             And, yes, I consider it an example of bad local government planning that Ryggeheimen was built on a flat spot in the middle of a forest. I wouldn’t like my last view of the world to be the view of a cluster of spruce-fir trees (”grantrær”). I find the spruces around Ryggeheimen to be a gloomy lot.

         If I had a God to pray to, I would pray that I die at home, of old age and with a relatively clear mind, and that my last view be of the Blood Tree with the waters of the Oslo Fjord in the background.

          Saturday I write. Sunday we prepare for a family dinner party in the evening, to celebrate the 30th birthday of the youngest of the two daughters my companion and I have together.

            I have the radio tuned to the NRK P2, and listen to the Sunday morning magazine, Søndagsavisa. There is an interview with a bishop, Finn Wagle. He has served as a bishop of the Nidaros bishopric, and as such has been the leading figure (”preses”) of The Church of Norway. He is now going into retirement. This Sunday he is to do his last sermon in the Nidaros Cathedral in the city of Trondheim. Nidaros Cathedral was built in Medieval times, and is gigantic for as small country like ours. It is the most impressive building in Norway.

            Wagle speaks about his wistfulness upon retiring.

            ”It is sadly that I leave the church,” he says. ”When I grow older and bend over, I have the Christian faith to straighten me up.”

            I envy the bishop that he has this staff of belief to support him.

              It is raining. Quiet spring rain, very good for the vegetation. In a week the countryside’s colour will be transformed from grey to green. The lilacs (”syriner”) groving close to the veranda already have leaves the size of fingernails. In a couple of days the birch trees will unfold their light green leaves. The greenery will dominate the landscape until October.

            I listen to the distant drumming of a woodpecker. Carrying my binoculars I go out in the oak wood along the neighbouring farm’s fields to find out what kind of a woodpecker it is.

            When I get close, the bird stops pecking and takes to its wings, following the habit of woodpeckers. But I can see its colurs; black, red and white – the colours of a flag. We Norwegians call the bird ”flaggspett” because of the flag colours. The name in English is greater spotted woodpecker.

            It is quite a big bird, with a formidable beak. Why is it that it is so shy? Woodpeckers have to be shy to survive. The sound they make when pecking is a signal to the birds of prey.

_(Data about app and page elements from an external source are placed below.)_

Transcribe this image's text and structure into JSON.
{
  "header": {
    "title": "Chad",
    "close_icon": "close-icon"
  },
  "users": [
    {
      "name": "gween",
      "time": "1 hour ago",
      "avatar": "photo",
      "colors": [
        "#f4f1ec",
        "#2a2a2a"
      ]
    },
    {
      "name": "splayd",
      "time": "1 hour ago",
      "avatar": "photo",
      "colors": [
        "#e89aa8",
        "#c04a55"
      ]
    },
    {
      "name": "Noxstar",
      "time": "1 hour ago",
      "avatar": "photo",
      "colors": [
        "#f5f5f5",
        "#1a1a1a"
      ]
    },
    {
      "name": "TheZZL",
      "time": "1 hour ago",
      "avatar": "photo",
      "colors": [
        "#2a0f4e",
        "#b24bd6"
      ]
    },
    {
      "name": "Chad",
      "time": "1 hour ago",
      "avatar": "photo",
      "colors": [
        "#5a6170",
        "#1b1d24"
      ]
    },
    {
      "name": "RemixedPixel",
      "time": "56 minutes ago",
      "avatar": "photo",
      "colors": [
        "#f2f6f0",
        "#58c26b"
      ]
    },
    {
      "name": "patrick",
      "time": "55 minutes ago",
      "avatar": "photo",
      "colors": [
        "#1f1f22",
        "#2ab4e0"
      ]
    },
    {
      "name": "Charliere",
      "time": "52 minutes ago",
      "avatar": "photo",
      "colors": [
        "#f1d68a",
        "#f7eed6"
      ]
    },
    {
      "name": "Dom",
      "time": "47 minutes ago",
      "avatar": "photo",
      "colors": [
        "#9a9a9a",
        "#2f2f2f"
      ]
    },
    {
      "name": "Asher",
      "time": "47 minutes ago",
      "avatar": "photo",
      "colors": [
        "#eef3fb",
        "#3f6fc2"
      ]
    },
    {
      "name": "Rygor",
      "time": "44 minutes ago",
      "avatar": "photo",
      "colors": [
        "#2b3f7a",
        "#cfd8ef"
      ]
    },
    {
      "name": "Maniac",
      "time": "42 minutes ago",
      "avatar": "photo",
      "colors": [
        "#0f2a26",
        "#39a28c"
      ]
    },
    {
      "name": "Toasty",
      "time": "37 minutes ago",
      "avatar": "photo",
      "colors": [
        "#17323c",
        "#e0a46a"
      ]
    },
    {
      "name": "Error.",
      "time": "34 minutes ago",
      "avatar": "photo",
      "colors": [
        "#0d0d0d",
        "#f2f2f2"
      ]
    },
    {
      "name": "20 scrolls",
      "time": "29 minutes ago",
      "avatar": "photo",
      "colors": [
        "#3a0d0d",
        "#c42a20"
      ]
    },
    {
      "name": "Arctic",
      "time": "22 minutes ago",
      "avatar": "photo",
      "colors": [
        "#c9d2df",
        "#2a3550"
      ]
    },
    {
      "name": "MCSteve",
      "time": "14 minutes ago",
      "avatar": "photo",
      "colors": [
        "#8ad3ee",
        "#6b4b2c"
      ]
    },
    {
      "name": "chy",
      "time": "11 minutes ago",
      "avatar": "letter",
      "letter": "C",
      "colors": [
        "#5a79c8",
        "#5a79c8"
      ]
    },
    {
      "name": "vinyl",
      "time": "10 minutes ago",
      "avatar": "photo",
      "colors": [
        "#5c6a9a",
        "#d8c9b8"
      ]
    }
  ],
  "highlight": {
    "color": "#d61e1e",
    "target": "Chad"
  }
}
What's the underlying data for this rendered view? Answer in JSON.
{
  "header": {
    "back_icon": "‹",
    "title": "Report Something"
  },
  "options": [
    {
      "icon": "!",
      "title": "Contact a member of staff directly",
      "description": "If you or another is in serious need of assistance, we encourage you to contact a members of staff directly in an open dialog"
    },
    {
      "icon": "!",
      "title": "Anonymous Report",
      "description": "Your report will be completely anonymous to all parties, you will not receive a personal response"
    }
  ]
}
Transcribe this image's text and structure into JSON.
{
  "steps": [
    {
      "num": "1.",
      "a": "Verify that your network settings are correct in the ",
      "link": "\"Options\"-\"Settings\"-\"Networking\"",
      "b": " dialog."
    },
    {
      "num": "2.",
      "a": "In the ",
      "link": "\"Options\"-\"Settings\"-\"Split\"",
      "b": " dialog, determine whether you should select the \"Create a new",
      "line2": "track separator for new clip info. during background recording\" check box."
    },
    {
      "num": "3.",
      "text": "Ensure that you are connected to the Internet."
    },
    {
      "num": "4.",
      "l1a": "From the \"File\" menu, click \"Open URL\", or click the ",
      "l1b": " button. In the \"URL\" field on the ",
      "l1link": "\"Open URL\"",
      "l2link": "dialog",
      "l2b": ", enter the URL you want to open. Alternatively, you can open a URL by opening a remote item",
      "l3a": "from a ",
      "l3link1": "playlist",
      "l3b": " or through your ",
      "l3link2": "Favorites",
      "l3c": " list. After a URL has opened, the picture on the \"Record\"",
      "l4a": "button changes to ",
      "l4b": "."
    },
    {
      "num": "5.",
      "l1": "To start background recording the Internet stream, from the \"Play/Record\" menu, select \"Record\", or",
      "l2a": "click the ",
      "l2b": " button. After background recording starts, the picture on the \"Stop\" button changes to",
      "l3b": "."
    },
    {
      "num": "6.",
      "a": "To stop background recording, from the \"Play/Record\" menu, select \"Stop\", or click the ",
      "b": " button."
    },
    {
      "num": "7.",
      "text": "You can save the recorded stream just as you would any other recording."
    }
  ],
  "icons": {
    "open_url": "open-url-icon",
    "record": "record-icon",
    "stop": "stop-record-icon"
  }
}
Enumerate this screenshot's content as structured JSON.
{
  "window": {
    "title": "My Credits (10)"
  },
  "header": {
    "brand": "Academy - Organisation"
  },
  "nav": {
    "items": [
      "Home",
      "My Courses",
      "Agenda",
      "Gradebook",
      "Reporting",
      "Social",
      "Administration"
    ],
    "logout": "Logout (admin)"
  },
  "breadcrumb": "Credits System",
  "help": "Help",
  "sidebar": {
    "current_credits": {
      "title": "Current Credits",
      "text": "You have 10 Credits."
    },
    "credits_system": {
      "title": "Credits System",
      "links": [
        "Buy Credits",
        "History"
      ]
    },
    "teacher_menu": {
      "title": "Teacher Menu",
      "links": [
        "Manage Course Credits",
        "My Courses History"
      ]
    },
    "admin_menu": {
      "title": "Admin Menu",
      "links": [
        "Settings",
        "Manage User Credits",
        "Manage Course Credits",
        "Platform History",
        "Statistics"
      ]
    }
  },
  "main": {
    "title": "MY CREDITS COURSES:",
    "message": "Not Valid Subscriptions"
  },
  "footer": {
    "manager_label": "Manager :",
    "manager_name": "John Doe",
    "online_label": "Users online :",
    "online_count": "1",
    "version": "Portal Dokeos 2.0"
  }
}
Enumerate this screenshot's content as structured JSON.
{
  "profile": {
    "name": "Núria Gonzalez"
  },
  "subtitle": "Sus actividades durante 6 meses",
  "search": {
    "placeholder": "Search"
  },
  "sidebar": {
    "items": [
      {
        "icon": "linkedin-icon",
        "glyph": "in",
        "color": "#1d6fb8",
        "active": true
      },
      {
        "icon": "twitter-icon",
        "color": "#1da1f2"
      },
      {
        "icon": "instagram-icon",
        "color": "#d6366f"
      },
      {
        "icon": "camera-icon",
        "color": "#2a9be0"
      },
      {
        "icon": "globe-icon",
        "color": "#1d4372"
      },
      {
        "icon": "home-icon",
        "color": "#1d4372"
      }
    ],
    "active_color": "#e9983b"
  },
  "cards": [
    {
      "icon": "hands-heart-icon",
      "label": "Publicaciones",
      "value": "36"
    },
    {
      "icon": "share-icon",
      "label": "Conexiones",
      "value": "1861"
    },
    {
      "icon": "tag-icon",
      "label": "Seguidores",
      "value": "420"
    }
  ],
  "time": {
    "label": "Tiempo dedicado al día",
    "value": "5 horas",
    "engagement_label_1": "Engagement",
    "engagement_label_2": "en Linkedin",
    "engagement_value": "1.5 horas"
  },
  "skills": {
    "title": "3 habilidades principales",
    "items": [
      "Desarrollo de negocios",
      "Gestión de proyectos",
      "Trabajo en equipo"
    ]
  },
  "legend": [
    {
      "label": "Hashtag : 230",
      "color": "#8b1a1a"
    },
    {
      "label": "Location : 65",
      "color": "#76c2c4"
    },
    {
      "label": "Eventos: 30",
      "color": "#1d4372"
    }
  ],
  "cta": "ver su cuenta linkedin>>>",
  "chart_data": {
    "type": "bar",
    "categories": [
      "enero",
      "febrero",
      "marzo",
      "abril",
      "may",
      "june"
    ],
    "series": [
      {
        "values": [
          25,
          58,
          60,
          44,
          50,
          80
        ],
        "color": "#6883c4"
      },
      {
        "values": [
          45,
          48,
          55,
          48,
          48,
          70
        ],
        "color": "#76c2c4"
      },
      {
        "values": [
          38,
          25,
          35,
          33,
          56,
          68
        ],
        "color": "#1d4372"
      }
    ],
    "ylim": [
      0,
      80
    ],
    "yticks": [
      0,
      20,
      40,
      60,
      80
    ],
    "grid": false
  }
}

             We have no eagles here, but there are hawks. The goshawk (”hønsehauk”) is a woodpecker hunter, I think. Having given themselves away with their sound, the woodpeckers fly off when they sense the slightest danger.

            Dinner is ready. Family members and a couple of close friends arrive.

            We have a good party.

            I do not mention to anybody that I am writing a book in English. I’ll keep that a secret as long as I can.  

            I am asked about my health. I answer that I try to put cancer behind me. And I really do. It is not easy. Cancer is such an insidious illness. Cancer is sly and deceitful.

            One of the female visitors takes a look at the pile of books and pamphlets I have received from Christian readers.

            ”You keep all the material they send you?” she asks.

            ”Yes, I do not throw anything. I never throw books.”

            She asks me, jokingly, if I feel I am pushed, if I am on the verge of becoming a believer.

            I answer that I have a lot of resistance in me. I have an open mind – for being as old as I am – but my mind is not wide open. I do not want my mind to be invaded. My thoughts are not holy to me, but they are my thoughts.

            ”Possibly, ” I say, ”the Christians will have to beat the living daylights out of me to make me believe in the Gospel.”

            ”Do they beat you? I mean, do they beat you mentally?”

            ”Yes, but it is a beating that reminds me of the woodpeckers drumming on a tree. I get some holes in me. But I never heard of a woodpecker who chopped down a whole tree.”


       Chapter 17

Chapter 19